Content starts
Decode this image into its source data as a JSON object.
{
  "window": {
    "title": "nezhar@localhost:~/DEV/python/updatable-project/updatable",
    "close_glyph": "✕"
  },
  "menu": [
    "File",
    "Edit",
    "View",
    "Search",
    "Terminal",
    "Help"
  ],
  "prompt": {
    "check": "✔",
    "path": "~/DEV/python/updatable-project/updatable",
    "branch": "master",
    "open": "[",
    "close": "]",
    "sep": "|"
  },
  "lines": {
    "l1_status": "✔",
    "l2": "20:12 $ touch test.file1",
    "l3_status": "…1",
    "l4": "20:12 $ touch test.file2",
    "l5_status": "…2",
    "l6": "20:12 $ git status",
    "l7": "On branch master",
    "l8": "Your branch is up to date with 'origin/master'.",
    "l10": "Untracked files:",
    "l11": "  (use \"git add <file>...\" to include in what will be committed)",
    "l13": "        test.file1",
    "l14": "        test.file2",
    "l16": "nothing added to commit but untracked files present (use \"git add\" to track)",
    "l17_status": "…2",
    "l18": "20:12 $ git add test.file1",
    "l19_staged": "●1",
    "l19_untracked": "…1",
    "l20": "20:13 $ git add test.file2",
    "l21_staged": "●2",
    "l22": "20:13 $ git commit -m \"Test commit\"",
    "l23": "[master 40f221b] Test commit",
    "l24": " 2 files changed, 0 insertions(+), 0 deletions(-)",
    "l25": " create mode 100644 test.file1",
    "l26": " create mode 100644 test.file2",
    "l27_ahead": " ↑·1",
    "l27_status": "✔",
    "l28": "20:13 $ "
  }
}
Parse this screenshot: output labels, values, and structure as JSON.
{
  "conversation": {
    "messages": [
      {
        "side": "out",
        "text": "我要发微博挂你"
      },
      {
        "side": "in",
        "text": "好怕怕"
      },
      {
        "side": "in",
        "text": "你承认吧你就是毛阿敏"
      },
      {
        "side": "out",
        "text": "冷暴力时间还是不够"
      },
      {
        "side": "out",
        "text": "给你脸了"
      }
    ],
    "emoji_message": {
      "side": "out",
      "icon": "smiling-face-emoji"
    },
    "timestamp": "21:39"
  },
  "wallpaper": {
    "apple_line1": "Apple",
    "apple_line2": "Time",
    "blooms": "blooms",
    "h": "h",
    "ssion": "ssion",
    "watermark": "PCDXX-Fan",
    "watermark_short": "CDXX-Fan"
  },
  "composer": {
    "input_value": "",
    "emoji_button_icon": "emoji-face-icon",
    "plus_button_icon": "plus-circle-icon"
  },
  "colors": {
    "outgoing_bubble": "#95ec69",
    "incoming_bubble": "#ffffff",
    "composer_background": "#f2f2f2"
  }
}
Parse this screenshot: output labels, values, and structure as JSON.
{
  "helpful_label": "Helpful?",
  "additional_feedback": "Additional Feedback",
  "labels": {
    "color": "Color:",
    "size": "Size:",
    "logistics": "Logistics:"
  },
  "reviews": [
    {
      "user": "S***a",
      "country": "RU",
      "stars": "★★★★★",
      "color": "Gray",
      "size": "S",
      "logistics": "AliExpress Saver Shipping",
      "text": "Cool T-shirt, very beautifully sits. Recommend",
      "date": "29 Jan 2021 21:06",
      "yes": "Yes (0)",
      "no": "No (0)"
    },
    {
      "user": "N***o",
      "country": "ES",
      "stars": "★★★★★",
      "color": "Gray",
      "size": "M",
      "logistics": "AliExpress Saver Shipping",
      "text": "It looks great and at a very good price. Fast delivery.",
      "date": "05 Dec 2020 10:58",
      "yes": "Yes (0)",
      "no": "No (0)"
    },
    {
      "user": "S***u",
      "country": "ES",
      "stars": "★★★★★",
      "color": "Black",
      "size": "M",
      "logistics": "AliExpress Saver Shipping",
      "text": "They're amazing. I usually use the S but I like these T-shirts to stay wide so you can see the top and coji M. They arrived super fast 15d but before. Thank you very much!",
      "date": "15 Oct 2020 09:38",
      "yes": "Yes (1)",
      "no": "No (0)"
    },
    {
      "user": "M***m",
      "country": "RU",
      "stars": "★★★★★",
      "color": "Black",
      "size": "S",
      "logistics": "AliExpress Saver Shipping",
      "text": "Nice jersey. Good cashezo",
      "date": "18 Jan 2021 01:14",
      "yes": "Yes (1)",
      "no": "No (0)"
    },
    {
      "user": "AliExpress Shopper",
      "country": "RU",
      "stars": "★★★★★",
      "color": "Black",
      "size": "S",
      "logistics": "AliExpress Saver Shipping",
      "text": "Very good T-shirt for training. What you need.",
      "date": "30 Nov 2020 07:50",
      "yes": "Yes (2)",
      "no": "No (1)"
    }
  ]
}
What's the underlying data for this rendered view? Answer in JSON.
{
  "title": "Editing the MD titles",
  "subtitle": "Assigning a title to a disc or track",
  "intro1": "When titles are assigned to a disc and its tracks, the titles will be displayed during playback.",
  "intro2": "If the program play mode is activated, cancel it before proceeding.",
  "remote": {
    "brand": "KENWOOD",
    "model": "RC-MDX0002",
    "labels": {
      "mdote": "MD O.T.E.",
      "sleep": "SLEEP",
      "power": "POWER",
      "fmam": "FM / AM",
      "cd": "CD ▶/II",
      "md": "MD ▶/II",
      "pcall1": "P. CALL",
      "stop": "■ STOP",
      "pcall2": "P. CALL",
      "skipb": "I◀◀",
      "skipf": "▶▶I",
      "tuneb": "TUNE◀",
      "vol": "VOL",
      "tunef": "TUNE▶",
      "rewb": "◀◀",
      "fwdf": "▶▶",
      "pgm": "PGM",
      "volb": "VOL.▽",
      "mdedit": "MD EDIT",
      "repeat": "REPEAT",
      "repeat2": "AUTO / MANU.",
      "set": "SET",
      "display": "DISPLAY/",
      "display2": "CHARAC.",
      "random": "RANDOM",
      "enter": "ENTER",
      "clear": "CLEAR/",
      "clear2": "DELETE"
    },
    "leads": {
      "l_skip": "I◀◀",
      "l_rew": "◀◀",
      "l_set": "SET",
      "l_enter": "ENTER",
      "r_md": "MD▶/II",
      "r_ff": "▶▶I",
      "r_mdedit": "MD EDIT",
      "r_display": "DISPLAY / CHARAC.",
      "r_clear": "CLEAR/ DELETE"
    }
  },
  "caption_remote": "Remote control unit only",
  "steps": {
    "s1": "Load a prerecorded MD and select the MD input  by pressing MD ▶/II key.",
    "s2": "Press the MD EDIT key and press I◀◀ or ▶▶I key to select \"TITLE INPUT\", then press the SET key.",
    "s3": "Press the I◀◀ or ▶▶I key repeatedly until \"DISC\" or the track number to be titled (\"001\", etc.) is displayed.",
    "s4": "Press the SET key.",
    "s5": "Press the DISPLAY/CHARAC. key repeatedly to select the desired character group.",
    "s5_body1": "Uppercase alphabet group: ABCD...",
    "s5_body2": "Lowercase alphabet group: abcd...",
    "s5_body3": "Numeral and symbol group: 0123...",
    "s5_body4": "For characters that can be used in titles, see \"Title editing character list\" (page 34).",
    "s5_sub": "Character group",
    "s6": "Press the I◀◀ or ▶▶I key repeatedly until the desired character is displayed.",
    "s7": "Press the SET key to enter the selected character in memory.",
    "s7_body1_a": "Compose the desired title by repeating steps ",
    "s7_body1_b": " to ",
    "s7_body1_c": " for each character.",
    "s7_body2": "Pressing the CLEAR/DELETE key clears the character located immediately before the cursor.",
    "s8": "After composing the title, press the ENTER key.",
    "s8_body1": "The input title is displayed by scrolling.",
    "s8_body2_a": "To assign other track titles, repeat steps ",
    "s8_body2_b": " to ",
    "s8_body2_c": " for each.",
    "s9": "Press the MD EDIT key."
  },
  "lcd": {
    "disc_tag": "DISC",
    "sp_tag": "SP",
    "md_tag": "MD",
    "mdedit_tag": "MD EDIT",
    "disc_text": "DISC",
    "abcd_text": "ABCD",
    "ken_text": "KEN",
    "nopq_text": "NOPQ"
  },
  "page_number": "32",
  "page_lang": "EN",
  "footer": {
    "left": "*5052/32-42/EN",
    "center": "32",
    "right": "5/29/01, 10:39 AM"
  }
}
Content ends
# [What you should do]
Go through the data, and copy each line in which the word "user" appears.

# [Response box]
      "user": "S***a",
      "user": "N***o",
      "user": "S***u",
      "user": "M***m",
      "user": "AliExpress Shopper",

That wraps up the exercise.